By Roy Lamphier
Facebook is making changes to its News Feed algorithm prioritizing friends and posts that spark comments between them over public content, viral content and some sponsored material. All this is an attempt to make time spent on Facebook more meaningful. But there’s more to the story than a friendlier version of Facebook.
On January 11, 2018, CEO Mark Zuckerberg wrote on Facebook, “One of our big focus areas for 2018 is making sure the time we all spend on Facebook is time well spent”. The term “time well spent” has been bouncing around Silicon Valley with growing velocity. I first heard it discussed a few years back in a talk by Tristan Harris, the former Design Ethicist at Google, featured Ted X speaker and co-founder and Executive Director of Time Well Spent, a nonprofit movement to create an ecosystem that aligns technology with our humanity.
The major concern is that the technology that consumes greater amounts of our time and attention is not necessarily designed with our best interests in mind and it’s costing us and our society. One of my favorite podcasts is the Stanford University DFJ Entrepreneurial Thought Leaders Series. In an episode titled "Making Technology Less Manipulative," Tristan Harris explains the dilemma tech companies face in creating products that rely on our finite attention, and how a seemingly innocuous app is really backed by teams of engineers all focused on gaining and retaining your attention.
That’s not to say that we the users don’t enjoy the applications nor that they are necessarily bad. But when people are unwittingly manipulated to surrender their attention, it raises ethical issues. In Facebook’s case, the issue has obviously gone beyond lost time scrolling through algorithmically driven news feeds to broader societal impacts on politics and civil discord.
Of course, Facebook is not the first “media” company to struggle with fake news. In his book, The Attention Merchants: The Epic Scramble to Get Inside Our Heads, author Tim Wu cites an example from 1835 (yes, the eighteen hundreds) of the New York Sun running a headline story of “astronomical discoveries” on the moon with a five-part series describing all manner of absurd fiction. These were the first companies to embrace the business model of aggregating reader’s attention and reselling it to advertisers.

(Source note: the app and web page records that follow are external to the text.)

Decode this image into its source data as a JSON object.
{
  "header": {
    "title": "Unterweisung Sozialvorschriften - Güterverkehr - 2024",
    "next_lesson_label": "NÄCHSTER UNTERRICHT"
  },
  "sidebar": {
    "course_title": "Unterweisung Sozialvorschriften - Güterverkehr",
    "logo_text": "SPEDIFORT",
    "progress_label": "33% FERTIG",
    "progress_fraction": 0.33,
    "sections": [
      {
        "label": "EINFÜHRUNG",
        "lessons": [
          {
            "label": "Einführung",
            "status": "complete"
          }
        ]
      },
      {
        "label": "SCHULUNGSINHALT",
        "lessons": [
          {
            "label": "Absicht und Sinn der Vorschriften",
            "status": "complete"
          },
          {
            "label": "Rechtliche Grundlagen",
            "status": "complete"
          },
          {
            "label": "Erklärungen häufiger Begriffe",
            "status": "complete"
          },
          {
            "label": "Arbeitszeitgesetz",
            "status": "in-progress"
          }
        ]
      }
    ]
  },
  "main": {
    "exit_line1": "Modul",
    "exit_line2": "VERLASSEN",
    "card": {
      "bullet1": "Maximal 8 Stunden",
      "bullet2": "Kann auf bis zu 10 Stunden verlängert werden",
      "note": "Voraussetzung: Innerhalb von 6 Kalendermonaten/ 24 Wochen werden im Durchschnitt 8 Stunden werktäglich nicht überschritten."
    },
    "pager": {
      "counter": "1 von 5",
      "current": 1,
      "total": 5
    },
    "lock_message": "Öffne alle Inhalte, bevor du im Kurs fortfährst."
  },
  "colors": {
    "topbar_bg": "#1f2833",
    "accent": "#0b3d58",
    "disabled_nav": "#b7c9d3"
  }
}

The trick today is that tech is pervasive and hard to ignore. It’s not as simple as turning off the news. Now there are feeds, alerts notifications and a constant stream of “triggers” to grab our attention.
For a great primer on how behavioral science and technology are used together in today’s products, check out Nir Eyal’s book Hooked: How-to-build-habit-forming-products and his terrific blog, Nir & Far. Nir’s insight into behavioral design is both informative for product managers and users looking to understand how and why consumer tech operates the way it does - and how to make it work for you.
It's easy to hear of the disruption technology brings and want to go back to a simpler time. After all, society has always wrestled with the impact of innovation.
I believe it was the ancient Greek playwright Sophocles who wrote “Nothing vast enters the life of mortals without a curse”. Yet technology also brings great benefits and creates new opportunities. We created Excelerate America to help small businesses and entrepreneurs to adapt to life in a digital economy by leveraging technology to achieve success. I believe technology also has the power to improve the lives of those in under-served communities and the ability to empower people to connect with their dreams.
While technology is only a tool, what will weigh most heavily on society has nothing to do with tech itself. How this all plays out will have more to do with the ethical choices we build into our businesses and products and the responsibility and empathy we show for one another.
Roy Lamphier is Founder and CEO of Excelerate America. Roy's passion for entrepreneurship, tech and helping small enterprises succeed are central to the Excelerate America ethos. If you'd like to share your thoughts on digital ethics, or are looking for some excellent podcast recommendations, shoot him an email at firstname.lastname@example.org.